Data Sources: Review of English-language literature regarding the natural history of persons with gallstones and the operative mortality rates for open cholecystectomy and laparoscopic cholecystectomy. Mathematical simulation modeling was used to derive estimates of lifetime risks for gallstone-related mortality and for life expectancy, for prophylactic cholecystectomy and expectant management, for men and women of different ages.
Results: For persons with asymptomatic gallstones, natural history is so benign that treatment is generally not recommended. For persons with symptomatic gallstones, (that is, that have caused an episode of biliary pain), the rate for subsequent pain is high so that many persons probably choose cholecystectomy to avoid pain; however, about 30% of persons who have had pain do not have further episodes of pain. The expected loss of life for persons with symptomatic stones managed expectantly is roughly several months, on average, and may not be considered high enough in itself to warrant therapy. Although laparoscopic cholecystectomy has become popular with patients and physicians, its safety is yet unknown compared with open cholecystectomy.

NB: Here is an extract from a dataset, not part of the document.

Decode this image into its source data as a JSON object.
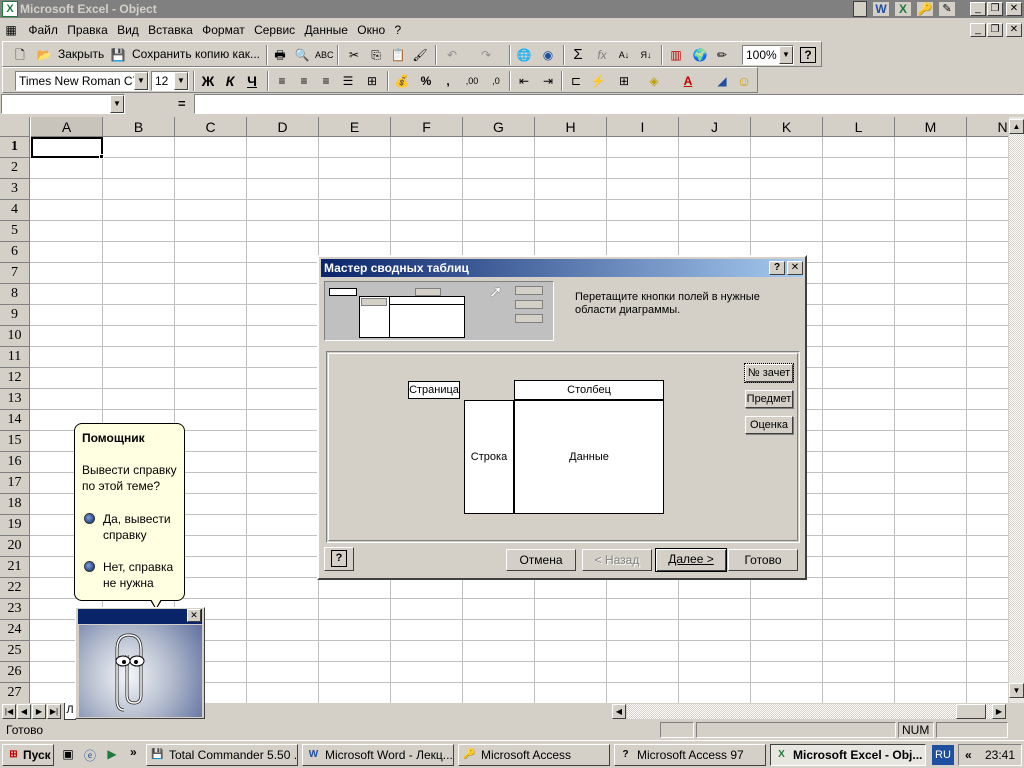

Conclusion: Prophylactic cholecystectomy should be recommended for most persons with symptomatic gallstones unless the person wants to try a period of watchful waiting to see if pain recurs. Nonsurgical therapy may be suitable for persons with high operative risk. For persons with asymptomatic gallstones, watchful waiting is the best course.